You Don't Know Jack, HBO's biopic about Dr. Jack Kevorkian, left me both unsettled and deeply unsatisfied. If you believe, as I do, that individuals have a right to death with dignity, you will likely greet this film as a powerful warrant for your views. If, on the other hand, you believe that individuals do not and should not have the right to choose the time of their death and that doctors are obligated to prolong life as long as possible, my guess is that nothing in this film will change your mind. Notwithstanding the title's implicit promise that we might, after two and a quarter hours, "know Jack" a bit better, the film sheds remarkably little light either on Kevorkian himself or on the issues he came to represent. Indeed, Kevorkian remains almost as much a mystery at the end of the film as at the beginning as do the other key players, especially those opposed to assisted suicide or repulsed by what they know of Kevorkian's methods or both.
There isn't a single conversation in You Don't Know Jack-not one-in which characters discuss either the ethics of end-of-life decisions per se or how, if at all, to balance what Kevorkian off-handedly refers to as "self-determination" against the complicated mix of norms, expectations, and legitimate fears that we loosely term "the greater good." In that regard, the film typifies what has come to pass for political debate in this country, with two broadly defined "sides" lobbing slogans (they don't even rise to the level of diatribes) at one another rather than engaging in something as risky as reasoned discussion. Kevorkian's critics call him a Nazi. He dismisses them as Puritanical, delusional, or simply stupid. Worse, although a good many thoughtful people have profound reservations about assisted suicide, the filmmakers dismiss their objections out of hand, opting instead to depict Kevorkian's opponents almost exclusively as sign-carrying, car-pounding, self-righteous crazies. By the end of the film, I yearned in vain for a single scene in which someone said something that made me think. Instead of nuanced moral discourse, however, we get dumbed down legal dramas in which Kevorkian's attorney out-maneuvers the opposition (when Kevorkian is finally convicted it is at least in part because he has chosen to represent himself) but the core issues remain not only unresolved but undiscussed.

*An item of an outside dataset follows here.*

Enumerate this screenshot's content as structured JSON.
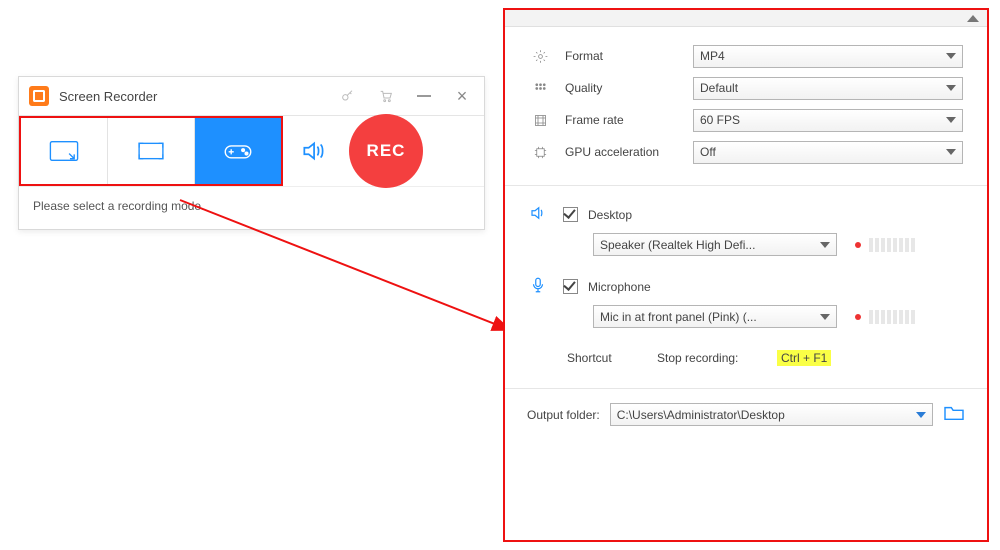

Don't get me wrong: there are a number of powerful moments in You Don't Know Jack. Luckily for the filmmakers, Kevorkian carefully videotaped interviews with his patients-often accompanied by their families-from which they cull stories that are not merely heartbreaking but wrenchingly so. Kevorkian's first patient, for example, 54-year-old Janet Adkins, and her husband describe her rapid descent into the fog of Alzheimer's and the horror with which she contemplates the moment when she won't recognize the person she has loved for her entire adult life. In Adkins' words, all she has to look forward to is "loss, loss, loss, loss, loss..." By the same token, Sherry Miller, Thomas Hyde, Hugh Gale, and Thomas Youk plead for an end to lives they regard as already lost to multiple sclerosis, Lou Gehrig's disease, or emphysema.
As wives, fiancées, and other family members (their voices mostly unheard here although Kevorkian encouraged them to speak in the actual interviews) struggle to balance anticipatory grief with respect for their loved ones' wishes, Kevorkian asks each of his patients to say what they want "in plain English." In some cases, the answers are excruciating to watch, especially if one has sat by the bedside of a friend or family member trapped in a body they no longer control. Thirty-five-year-old Thomas Hyde and 52-year-old Thomas Youk, for example, can communicate only with the assistance of others: they are, in fact, unable to respond in the plain English that Kevorkian asks for and must rely on Hyde's fiancée and Youk's wife to repeat their answers so they can be understood. Confined to wheelchairs by ALS, dependent on others for even their basic needs, and yet fully aware of themselves and of the steadily increasing debilitation that lies ahead of them, the two men ask for an end to their suffering. It would be difficult to imagine a more compelling illustration of what is at stake: should these individuals have the right to decide for themselves that their lives are no longer worth living? Or is that a decision that individuals cannot or should not make for themselves? To my mind, the answer is obvious. As Geoffrey Fieger, Kevorkian's attorney, puts it: "How is it possible that a mentally competent adult cannot look a doctor in the eye and say ‘I've had enough. Help me.' It just can't be." And yet...the answer to this question is anything but obvious. If only the filmmakers could have accepted that, this might have been a film worth remembering, rather than one simply worth watching.
Lane Fenrich is a cultural historian of the twentieth-century U.S. He is finishing a book project entitled "Envisioning Holocaust: Visuality and Memory at the End of the Second World War" (forthcoming from the University of Chicago Press). He is working on a second project entitled "Fear of Spying: Learning to be Normal in America's Queerest Decade." He regularly teaches "The U.S. since 1968," "U.S. Gay and Lesbian History" as well as courses in Gender Studies at Northwestern University.